The game here, so to speak, relies on there being two verbs - enjoy and have. Putting the comma before or after the adverb rarely is an attempt to change to which of these verbs the adverb applies. However, it's not really the way we would do this in standard English. Instead, we would change the word order:

People who rarely enjoy life have a flat stomach. [a flat stomach means you don't get much fun out of life]

People who enjoy life rarely have a flat stomach. [a non-flat stomach is what you get when you have a fun life]


The sentence contains a defining relative clause and so should not have a comma at all, or a pair of commas for that matter. I don't think dashes work either. What you could do is use an ellipsis to show where a dramatic pause would come in speech:

People who enjoy life... rarely have a flat stomach. [a non-flat stomach is what you get when you have a fun life]

People who enjoy life rarely... have a flat stomach. [a flat stomach means you don't get much fun out of life]



The LearnEnglish Team

Thank you sir!

But isnt the conclusion senseless: Those who have a flat stomach - ie those who are slim should be enjoying the life more than the those who don't have a flat stomach - ie who are obese.


Thank you



Dipak R Gandhi 

Hello again Dipak,

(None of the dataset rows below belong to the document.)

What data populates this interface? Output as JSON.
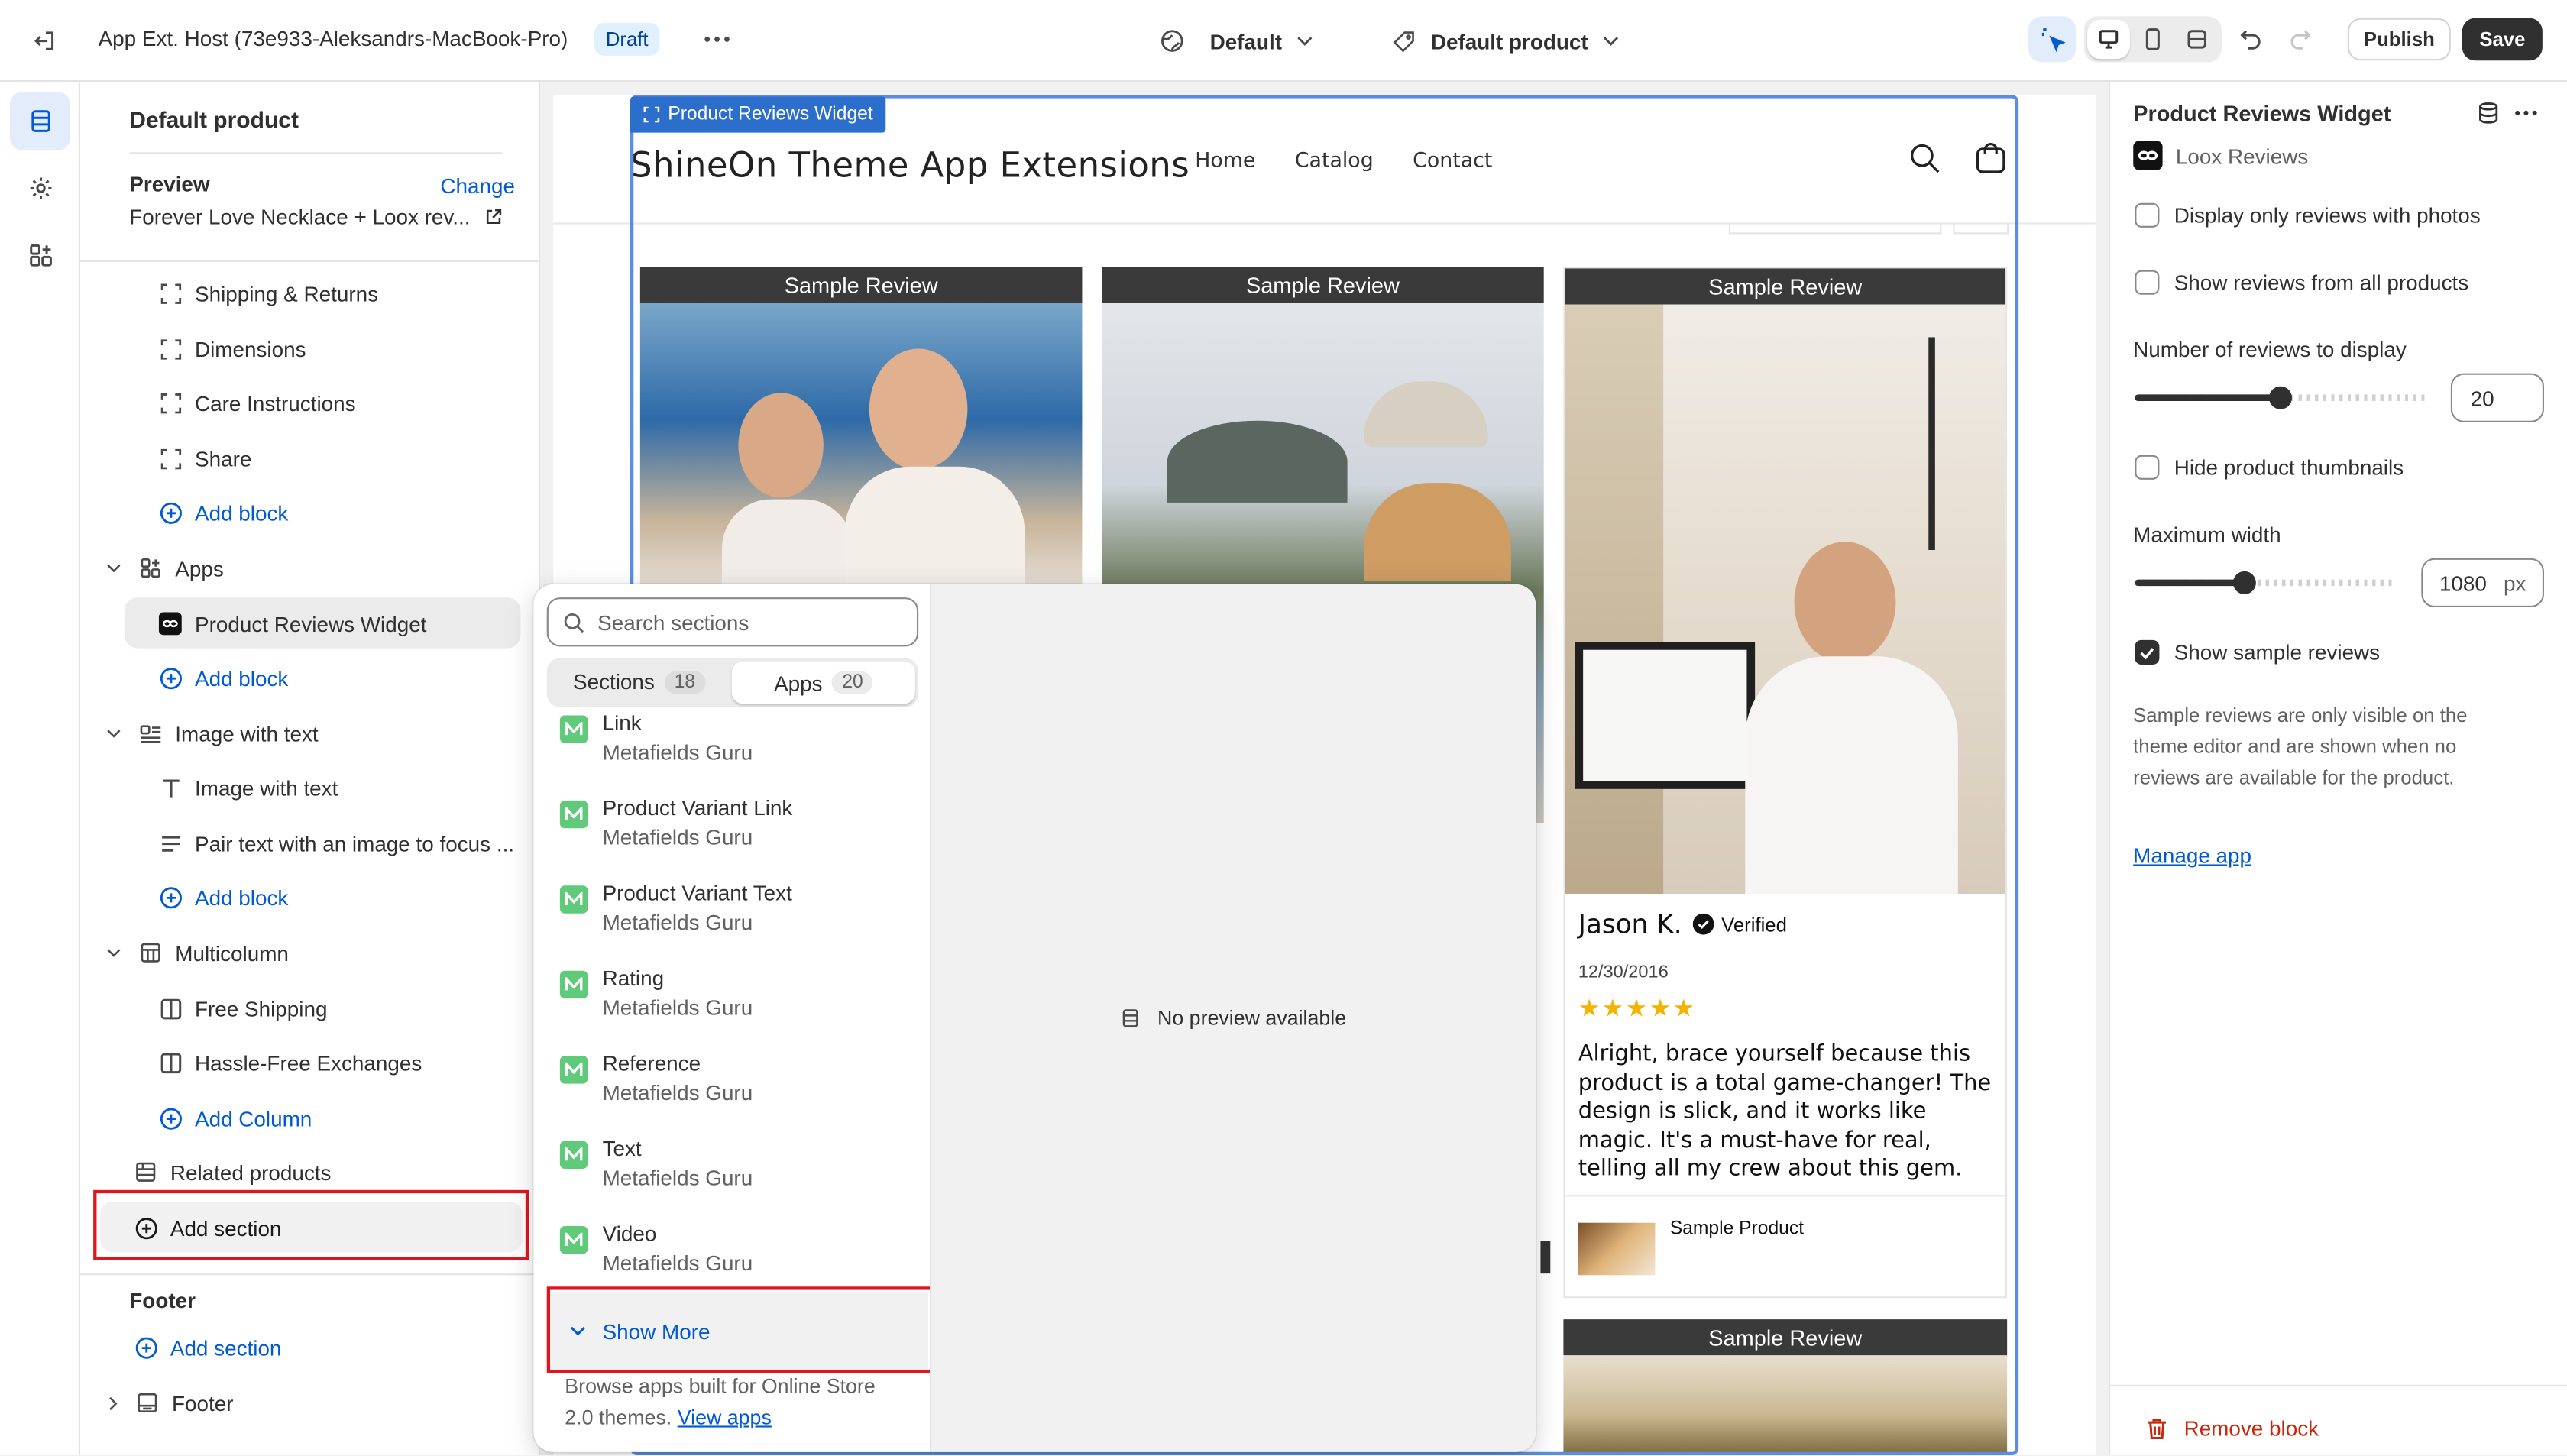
{
  "topbar": {
    "title": "App Ext. Host (73e933-Aleksandrs-MacBook-Pro)",
    "status_badge": "Draft",
    "theme_selector": "Default",
    "template_selector": "Default product",
    "publish_label": "Publish",
    "save_label": "Save"
  },
  "left_panel": {
    "heading": "Default product",
    "preview_label": "Preview",
    "change_label": "Change",
    "preview_value": "Forever Love Necklace + Loox rev...",
    "blocks": {
      "shipping": "Shipping & Returns",
      "dimensions": "Dimensions",
      "care": "Care Instructions",
      "share": "Share",
      "add_block_1": "Add block"
    },
    "apps_section": {
      "label": "Apps",
      "widget": "Product Reviews Widget",
      "add_block": "Add block"
    },
    "image_with_text_section": {
      "label": "Image with text",
      "heading_block": "Image with text",
      "text_block": "Pair text with an image to focus ...",
      "add_block": "Add block"
    },
    "multicolumn_section": {
      "label": "Multicolumn",
      "col1": "Free Shipping",
      "col2": "Hassle-Free Exchanges",
      "add_column": "Add Column"
    },
    "related_products": "Related products",
    "add_section": "Add section",
    "footer_group": {
      "heading": "Footer",
      "add_section": "Add section",
      "footer_item": "Footer"
    }
  },
  "canvas": {
    "widget_tag": "Product Reviews Widget",
    "store_name": "ShineOn Theme App Extensions",
    "nav": [
      "Home",
      "Catalog",
      "Contact"
    ],
    "review_header": "Sample Review",
    "review": {
      "author": "Jason K.",
      "verified": "Verified",
      "date": "12/30/2016",
      "rating": 5,
      "stars": "★★★★★",
      "text": "Alright, brace yourself because this product is a total game-changer! The design is slick, and it works like magic. It's a must-have for real, telling all my crew about this gem.",
      "product": "Sample Product"
    }
  },
  "popup": {
    "search_placeholder": "Search sections",
    "tab_sections": "Sections",
    "tab_sections_count": "18",
    "tab_apps": "Apps",
    "tab_apps_count": "20",
    "items": [
      {
        "name": "Link",
        "vendor": "Metafields Guru"
      },
      {
        "name": "Product Variant Link",
        "vendor": "Metafields Guru"
      },
      {
        "name": "Product Variant Text",
        "vendor": "Metafields Guru"
      },
      {
        "name": "Rating",
        "vendor": "Metafields Guru"
      },
      {
        "name": "Reference",
        "vendor": "Metafields Guru"
      },
      {
        "name": "Text",
        "vendor": "Metafields Guru"
      },
      {
        "name": "Video",
        "vendor": "Metafields Guru"
      }
    ],
    "show_more": "Show More",
    "footer_text": "Browse apps built for Online Store 2.0 themes.",
    "view_apps": "View apps",
    "no_preview": "No preview available"
  },
  "right_panel": {
    "title": "Product Reviews Widget",
    "app_name": "Loox Reviews",
    "opt_photos": "Display only reviews with photos",
    "opt_all_products": "Show reviews from all products",
    "num_reviews_label": "Number of reviews to display",
    "num_reviews_value": "20",
    "num_reviews_fraction": 0.5,
    "hide_thumbs": "Hide product thumbnails",
    "max_width_label": "Maximum width",
    "max_width_value": "1080",
    "max_width_unit": "px",
    "max_width_fraction": 0.42,
    "show_sample": "Show sample reviews",
    "show_sample_checked": true,
    "help_text": "Sample reviews are only visible on the theme editor and are shown when no reviews are available for the product.",
    "manage_app": "Manage app",
    "remove_block": "Remove block"
  },
  "colors": {
    "accent_blue": "#005bd3",
    "highlight_red": "#e0161e",
    "app_green": "#5fca7a",
    "remove_red": "#c5280c"
  }
}
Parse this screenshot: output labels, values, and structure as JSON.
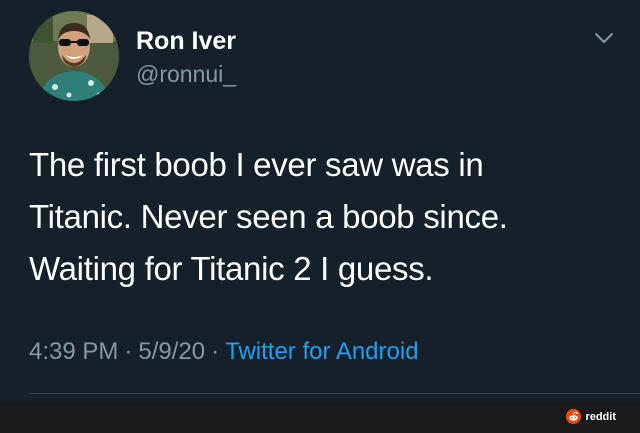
{
  "author": {
    "display_name": "Ron Iver",
    "handle": "@ronnui_"
  },
  "tweet": {
    "text_lines": [
      "The first boob I ever saw was in",
      "Titanic. Never seen a boob since.",
      "Waiting for Titanic 2 I guess."
    ],
    "time": "4:39 PM",
    "date": "5/9/20",
    "separator": "·",
    "source": "Twitter for Android"
  },
  "watermark": {
    "label": "reddit"
  },
  "colors": {
    "background": "#15202b",
    "secondary_text": "#8899a6",
    "link": "#1da1f2",
    "reddit_orange": "#ff4500"
  },
  "icons": {
    "menu": "chevron-down-icon",
    "watermark": "reddit-alien-icon"
  }
}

I think the implication is that enjoying life means eating a lot, drinking a lot and relaxing a lot, which means you are rather unhealthy and probably overweight. It's an argument for a hedonistic lifestyle rather than a healthy one. It's not hard to argue against it - exercise is fun, in my experience, and healthy food is also tasty food - but that's the implication here.



The LearnEnglish Team

Submitted by MarioMarioMario on Thu, 01/02/2024 - 09:25


Hi, I was doing the second test and I didn't understand the preposition choice in the seconds sentence. Why "I'm a bit nervous about going somewhere so different" is correct, but "I'm a bit nervous of going somewhere so different" is not.

Hi MarioMarioMario,

It's because the adjective "nervous" is generally followed by the preposition "about".

"Nervous of" is less common, although it is used when the object is a person, e.g. He's a bit nervous of strangers or I was nervous of her

I hope that helps.


LearnEnglish team

Profile picture for user maria130

Submitted by maria130 on Thu, 01/02/2024 - 01:49


My sentences of grammar prepositions

My father is very goos at working in new proyect
I¨m scared of driving
I like to swiming with my friends

Submitted by Zg Imane on Thu, 11/01/2024 - 06:02


I'm excited at your dancing.
she's scared of the dragon.
We are Worries about the exams

Profile picture for user Hannalara

Submitted by Hannalara on Thu, 04/01/2024 - 18:53


my sentences on grammar prepositions:
My husband is very good at oratória.
I'm excited about my first exchange program.
My son is scared of sleeping alone.
I'm trying to protect you.
Adriano is married to Lays.
Learning a new language is great for you.
Peter is interested in buying a new house.
I hope my sentences are correct.
Magda Lara

Submitted by cgfcabral on Tue, 02/01/2024 - 20:31


I'm not very good at English therefore I'm interested in learning it.
I am so excited about studying this language and at the same time I'm afraid of speaking wrong but it's good for me because people are friendly to me in that process.